If you look at the business, their NPS scores were amongst the highest in the world when it comes to online education. They were reaching 70-72. But despite having such great NPS scores, their referral rates were as low as 4%. So, they realized that there was some kind of mismatch happening.
There was a lever missing that can start using the high NPS score to drive referrals down. That is when they started seeing the importance of building a community. To start building the alumni network around it through campus ambassadors and various other hacks. And from 4%, it started jumping to 15 to 22%.
Education and community-based learning go hand in hand. If you look at a school or a college, the learning doesn't happen just inside the classroom. There is always an opportunity for peers and learners to learn from each other and get a social learning experience as well. Even education and social learning go very closely together.
If you look at most of the successful education organizations which work at tier 3, tier 4 levels, it is all about social learning. It is all about the community and the mentor or the person who's coming in and teaching has to be from the community itself, who probably went out there and achieved something.
If I talk about it in a more structured way, let's look at a commentary before the COVID era. A new Ed-Tech startup that is not highly funded would have survived by using the community as a moat.
So, if people have started learning from your educators and your brand, you can build a community around it, and that community acts as a moat against the competition.
Another thing that I feel Ed-Techs can utilize, especially with the community, is great alumni relations. Looking at it from a growth perspective, you can either use the community as a top of the funnel or a mid-funnel.
If you look at the top of the funnel, it will be easy to get people to come in, join your learner community, start engaging them, and hope that someday you will be able to monetize that. But there is no proof, even at a world level, that the top-of-the-funnel approach for a community works in Ed-Tech.
However, the community can be a great middle of the funnel. If you are running an ad on social media, and there are a hundred leads that are coming in through the ad, probably 1% or 3% will convert.
You can start using a community for these 97 people, engage them, give value to them, etc. At one point, they will start converting into paid users and you will be able to monetize your community as well. All these people coming into the middle of the funnel already had an intent to buy your course or gain a skill. So intent-wise, it is a good crowd. You can do wonders with this if you utilize the community as a mid-funnel strategy.

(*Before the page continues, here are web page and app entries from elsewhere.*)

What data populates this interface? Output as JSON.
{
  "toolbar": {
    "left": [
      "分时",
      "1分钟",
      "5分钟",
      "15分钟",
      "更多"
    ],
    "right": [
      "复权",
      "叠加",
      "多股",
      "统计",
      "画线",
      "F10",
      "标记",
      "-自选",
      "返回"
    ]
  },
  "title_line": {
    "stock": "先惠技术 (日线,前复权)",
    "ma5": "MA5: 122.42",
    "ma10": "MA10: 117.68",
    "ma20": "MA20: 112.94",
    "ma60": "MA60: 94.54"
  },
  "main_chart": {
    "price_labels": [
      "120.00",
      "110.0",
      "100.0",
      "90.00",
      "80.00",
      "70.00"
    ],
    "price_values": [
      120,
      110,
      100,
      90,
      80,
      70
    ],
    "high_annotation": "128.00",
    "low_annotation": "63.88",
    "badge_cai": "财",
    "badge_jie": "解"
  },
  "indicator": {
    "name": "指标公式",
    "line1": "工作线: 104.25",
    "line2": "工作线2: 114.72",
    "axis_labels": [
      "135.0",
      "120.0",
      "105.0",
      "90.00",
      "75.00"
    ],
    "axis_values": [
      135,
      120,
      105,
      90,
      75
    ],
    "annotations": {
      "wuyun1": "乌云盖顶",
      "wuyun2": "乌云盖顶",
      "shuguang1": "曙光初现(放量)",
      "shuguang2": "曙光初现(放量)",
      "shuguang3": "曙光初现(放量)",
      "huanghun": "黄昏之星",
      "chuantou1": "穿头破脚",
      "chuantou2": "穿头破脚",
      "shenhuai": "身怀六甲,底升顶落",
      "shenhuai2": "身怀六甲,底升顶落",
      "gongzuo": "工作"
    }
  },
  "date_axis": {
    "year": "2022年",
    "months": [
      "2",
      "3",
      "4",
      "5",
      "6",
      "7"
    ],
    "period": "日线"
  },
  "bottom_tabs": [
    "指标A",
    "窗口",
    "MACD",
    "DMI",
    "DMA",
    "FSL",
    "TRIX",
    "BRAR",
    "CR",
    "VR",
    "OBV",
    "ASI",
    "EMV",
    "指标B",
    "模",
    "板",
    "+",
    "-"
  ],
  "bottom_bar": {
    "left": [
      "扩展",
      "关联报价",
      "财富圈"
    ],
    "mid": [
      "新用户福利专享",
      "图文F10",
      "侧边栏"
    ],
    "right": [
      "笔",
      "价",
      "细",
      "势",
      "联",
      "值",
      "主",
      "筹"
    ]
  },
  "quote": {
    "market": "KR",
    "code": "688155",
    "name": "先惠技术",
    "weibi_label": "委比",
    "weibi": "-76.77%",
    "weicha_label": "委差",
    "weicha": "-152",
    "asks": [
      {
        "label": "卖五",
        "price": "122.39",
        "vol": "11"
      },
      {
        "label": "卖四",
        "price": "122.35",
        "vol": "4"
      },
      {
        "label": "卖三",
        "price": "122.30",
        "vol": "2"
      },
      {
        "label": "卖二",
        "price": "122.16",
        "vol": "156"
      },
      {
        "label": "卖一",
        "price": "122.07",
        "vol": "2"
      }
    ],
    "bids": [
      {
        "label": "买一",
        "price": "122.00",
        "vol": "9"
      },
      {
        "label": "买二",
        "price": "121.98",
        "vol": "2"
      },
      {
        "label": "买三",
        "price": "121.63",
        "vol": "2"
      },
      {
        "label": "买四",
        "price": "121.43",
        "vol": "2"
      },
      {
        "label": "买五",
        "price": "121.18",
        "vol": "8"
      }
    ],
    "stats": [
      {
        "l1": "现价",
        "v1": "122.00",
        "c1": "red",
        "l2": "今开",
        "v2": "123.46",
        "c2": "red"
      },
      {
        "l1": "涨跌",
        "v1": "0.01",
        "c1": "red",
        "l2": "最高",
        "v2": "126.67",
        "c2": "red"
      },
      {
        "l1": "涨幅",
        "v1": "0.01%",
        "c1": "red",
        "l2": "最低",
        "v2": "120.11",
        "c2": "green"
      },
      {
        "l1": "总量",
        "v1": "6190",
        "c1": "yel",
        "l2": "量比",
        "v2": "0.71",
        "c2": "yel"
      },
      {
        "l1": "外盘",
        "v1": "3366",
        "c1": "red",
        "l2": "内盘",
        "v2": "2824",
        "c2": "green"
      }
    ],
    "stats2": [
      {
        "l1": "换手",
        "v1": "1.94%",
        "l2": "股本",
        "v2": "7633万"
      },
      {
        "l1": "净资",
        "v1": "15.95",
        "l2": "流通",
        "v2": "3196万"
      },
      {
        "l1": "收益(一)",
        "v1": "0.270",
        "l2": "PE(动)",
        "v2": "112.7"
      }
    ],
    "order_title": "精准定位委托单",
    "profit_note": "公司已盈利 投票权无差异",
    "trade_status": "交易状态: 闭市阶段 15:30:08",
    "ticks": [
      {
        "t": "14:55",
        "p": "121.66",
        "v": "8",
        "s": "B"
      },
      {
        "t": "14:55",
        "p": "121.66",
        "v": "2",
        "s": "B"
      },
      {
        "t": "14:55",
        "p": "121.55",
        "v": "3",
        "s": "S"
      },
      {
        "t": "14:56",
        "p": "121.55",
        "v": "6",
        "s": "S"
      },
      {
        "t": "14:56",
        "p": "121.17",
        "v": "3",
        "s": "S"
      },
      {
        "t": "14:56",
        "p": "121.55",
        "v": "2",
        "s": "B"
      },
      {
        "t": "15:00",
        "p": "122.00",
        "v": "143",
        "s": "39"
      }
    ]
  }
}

If you want to learn about building communities from the community builders themselves, then join CommunityHood today. And if you can teach our members some value, we would be more than happy to welcome you on board!